On Friday, April 24, President Trump signed the Paycheck Protection Program and Health Care Enhancement Act, which had been quickly passed through the House and Senate earlier in the week. The act was prompted by the lapse of the $350 billion initially allocated to the Paycheck Protection Program (PPP) under the CARES Act. The Enhancement Act provides an additional $310 billion for the PPP, an additional $60 billion for loans and grants under the Economic Injury Disaster Loan (EIDL) program, $75 billion for support hospitals and other healthcare providers, and $25 billion to support testing capacity.
|Image: Ricardoreitmeyer/Adobe Stock|

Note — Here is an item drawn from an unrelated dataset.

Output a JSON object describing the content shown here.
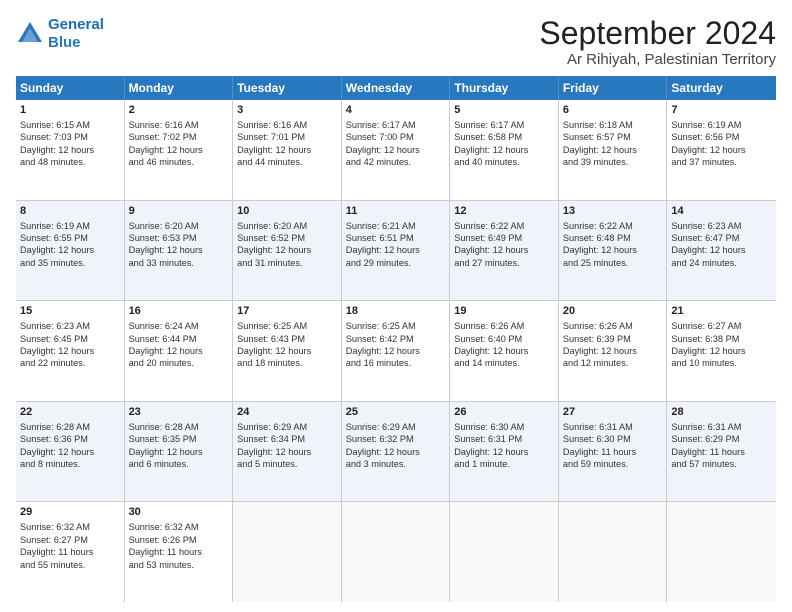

For most businesses, the extensions of the PPP and EIDL programs are the most important features of this new legislation. While the PPP has received the most substantial media attention, the EIDL is also an important funding source for companies that have been affected by COVID-19 and that have significant non-payroll expenses.
As a reminder, the Paycheck Protection Program offers forgivable loans to support businesses’ payroll costs for up to eight weeks. Additionally, PPP funds can be utilized for rent, utilities, and certain other fixed expenses. Critically, loan forgiveness is limited to funds that are used within the first eight weeks after closing on the loan and may be proportionately reduced if a company’s full-time equivalent employment level is lower on June 30 than it was on February 15. For this reason, many businesses that fear a prolonged shutdown and are uncertain about rehiring staff have chosen not to apply for PPP funds. Additionally, the program is not as advantageous for businesses where non-payroll costs (including rent) are a large portion of total expenses. For any portion of a PPP loan not forgiven, a business must repay the funds within a two-year term.

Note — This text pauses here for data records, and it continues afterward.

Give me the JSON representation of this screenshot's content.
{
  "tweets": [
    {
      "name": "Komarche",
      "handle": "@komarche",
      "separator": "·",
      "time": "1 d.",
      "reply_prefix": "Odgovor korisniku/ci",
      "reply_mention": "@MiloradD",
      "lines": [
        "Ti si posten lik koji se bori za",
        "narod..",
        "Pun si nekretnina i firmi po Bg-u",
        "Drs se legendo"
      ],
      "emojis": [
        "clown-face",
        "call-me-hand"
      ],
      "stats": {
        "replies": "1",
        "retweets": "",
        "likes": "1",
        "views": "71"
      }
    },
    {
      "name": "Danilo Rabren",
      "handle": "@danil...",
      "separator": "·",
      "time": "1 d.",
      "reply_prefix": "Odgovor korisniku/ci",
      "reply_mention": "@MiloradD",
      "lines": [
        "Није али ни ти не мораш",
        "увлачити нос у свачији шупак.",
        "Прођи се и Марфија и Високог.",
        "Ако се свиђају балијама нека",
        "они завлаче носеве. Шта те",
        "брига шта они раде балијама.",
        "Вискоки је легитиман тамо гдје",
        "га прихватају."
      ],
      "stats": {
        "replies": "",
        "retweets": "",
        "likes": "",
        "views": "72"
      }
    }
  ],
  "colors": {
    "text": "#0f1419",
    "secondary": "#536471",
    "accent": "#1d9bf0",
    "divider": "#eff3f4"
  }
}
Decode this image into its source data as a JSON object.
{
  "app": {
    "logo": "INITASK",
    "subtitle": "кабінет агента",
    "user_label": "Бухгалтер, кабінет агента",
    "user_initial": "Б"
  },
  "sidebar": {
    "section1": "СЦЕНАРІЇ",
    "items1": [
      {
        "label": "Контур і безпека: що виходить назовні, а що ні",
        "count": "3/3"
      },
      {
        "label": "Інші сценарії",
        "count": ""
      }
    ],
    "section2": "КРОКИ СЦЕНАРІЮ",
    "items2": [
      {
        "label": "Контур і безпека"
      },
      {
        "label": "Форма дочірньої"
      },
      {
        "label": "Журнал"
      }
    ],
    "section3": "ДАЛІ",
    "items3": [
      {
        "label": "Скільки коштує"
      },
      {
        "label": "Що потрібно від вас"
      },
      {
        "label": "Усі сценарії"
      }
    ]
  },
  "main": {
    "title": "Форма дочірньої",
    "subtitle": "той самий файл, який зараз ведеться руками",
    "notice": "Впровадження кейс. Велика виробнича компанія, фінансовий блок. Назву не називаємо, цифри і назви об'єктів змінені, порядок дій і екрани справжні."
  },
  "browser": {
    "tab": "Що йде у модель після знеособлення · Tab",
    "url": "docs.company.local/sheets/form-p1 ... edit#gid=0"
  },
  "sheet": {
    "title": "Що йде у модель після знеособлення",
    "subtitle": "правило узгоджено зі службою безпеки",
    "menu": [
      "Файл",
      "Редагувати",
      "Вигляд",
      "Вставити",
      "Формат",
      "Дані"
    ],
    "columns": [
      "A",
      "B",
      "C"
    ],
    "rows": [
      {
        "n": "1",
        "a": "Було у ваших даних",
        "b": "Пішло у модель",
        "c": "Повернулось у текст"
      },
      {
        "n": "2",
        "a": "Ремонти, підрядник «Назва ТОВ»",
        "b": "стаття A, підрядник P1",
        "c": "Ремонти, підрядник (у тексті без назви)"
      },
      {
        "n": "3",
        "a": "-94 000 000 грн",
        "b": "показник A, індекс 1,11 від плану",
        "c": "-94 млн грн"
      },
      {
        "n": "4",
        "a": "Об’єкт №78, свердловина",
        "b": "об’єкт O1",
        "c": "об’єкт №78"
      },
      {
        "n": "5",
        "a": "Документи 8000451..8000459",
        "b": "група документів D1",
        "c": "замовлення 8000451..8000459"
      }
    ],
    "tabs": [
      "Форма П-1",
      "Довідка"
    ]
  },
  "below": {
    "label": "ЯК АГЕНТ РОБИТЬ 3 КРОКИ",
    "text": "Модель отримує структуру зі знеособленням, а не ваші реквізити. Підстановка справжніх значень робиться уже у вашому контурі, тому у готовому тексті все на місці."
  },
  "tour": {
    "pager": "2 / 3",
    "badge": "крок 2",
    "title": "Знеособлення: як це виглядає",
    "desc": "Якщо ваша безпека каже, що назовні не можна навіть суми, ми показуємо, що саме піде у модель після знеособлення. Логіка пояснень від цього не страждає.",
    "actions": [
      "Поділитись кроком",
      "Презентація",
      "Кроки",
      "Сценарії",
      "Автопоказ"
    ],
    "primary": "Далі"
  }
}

In addition to PPP loans, businesses have access to the Small Business Administration's (SBA’s) Economic Injury Disaster Loans. Under this program, the loans are longer term and may be used for a wider variety of purposes. That said, they are not forgivable, and they are capped at $2 million (compared to $10 million for PPP loans). Unlike PPP funds, which are only available through private lenders, companies can only apply for the EIDL program through the SBA. Businesses should consider EIDL funding if
- they have significant non-payroll fixed expenses that the PPP loans do not support;
- they are confident in reopening over the long term but not comfortable rehiring staff in the near term; or
- they are at risk of losing suppliers because of unpaid bills that could have been paid if not for COVID-19.
Since they were introduced through the CARES Act, the PPP and EIDL programs have been in high demand. Systems have been overwhelmed, and more funding lapses are expected. Members of Congress and officials at the SBA and Treasury Department have indicated that there may be additional funding available if this latest extension is exhausted, but there has also been some criticism of the way the programs are designed. It is possible — likely, even — that additional funding to these programs could also be coupled with changes to the eligibility criteria or other rule changes. If your business has been adversely affected by COVID-19 or if you have good reason to expect a significant negative effect on your business, it is advisable to apply now.
About the author
Nick Scodro is head of business development at RBN Insurance Services, a Chicago-based agency providing trusted risk and insurance advice to mid-sized businesses. He works with clients to develop tailored risk and insurance solutions.